▸ BRIEF: Reply with one number only: the count of lines below that contain the word "select".

▸ GIVEN INFORMATION:
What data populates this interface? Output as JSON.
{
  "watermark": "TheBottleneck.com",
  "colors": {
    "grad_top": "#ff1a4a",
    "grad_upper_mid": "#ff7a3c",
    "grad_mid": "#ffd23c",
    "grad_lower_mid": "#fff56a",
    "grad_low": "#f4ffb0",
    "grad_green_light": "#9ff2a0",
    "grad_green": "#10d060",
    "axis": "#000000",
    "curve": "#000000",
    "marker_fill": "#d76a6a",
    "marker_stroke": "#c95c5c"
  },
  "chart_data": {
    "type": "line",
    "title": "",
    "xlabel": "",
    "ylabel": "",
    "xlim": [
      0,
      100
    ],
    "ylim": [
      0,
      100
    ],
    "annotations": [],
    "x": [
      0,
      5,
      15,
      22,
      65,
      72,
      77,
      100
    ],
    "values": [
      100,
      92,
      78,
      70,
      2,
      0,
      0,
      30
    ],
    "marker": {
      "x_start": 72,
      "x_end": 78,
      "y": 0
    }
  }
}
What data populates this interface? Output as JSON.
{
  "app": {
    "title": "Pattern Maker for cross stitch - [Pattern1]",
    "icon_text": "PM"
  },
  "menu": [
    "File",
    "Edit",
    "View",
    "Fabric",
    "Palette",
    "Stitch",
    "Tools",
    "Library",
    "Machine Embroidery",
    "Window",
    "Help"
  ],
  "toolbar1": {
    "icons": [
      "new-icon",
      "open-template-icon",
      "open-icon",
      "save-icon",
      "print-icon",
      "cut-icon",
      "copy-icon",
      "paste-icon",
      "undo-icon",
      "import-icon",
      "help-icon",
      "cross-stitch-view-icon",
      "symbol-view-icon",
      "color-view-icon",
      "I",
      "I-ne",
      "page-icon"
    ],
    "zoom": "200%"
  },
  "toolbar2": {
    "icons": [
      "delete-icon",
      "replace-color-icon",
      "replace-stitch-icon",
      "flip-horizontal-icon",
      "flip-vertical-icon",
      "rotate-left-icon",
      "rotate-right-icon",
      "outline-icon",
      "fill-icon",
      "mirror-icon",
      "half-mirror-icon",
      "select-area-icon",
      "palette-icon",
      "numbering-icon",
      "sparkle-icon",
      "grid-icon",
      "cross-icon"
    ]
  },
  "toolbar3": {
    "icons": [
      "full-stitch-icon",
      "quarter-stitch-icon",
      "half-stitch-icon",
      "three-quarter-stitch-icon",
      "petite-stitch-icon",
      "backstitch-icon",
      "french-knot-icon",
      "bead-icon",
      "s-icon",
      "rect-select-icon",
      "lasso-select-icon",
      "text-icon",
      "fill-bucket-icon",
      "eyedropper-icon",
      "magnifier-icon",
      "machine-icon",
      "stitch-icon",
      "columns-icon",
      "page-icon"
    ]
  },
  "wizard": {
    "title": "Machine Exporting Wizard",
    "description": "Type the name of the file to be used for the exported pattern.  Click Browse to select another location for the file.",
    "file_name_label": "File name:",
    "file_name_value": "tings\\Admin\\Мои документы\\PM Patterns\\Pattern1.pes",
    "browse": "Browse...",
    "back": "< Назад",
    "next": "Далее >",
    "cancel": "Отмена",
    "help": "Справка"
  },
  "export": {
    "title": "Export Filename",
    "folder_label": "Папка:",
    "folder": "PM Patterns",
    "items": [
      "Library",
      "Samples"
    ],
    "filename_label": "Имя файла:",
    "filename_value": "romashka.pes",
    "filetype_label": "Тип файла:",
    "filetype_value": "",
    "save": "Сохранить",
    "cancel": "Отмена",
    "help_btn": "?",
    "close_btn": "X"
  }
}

▸ SOLUTION FOR THIS PROBLEM: 4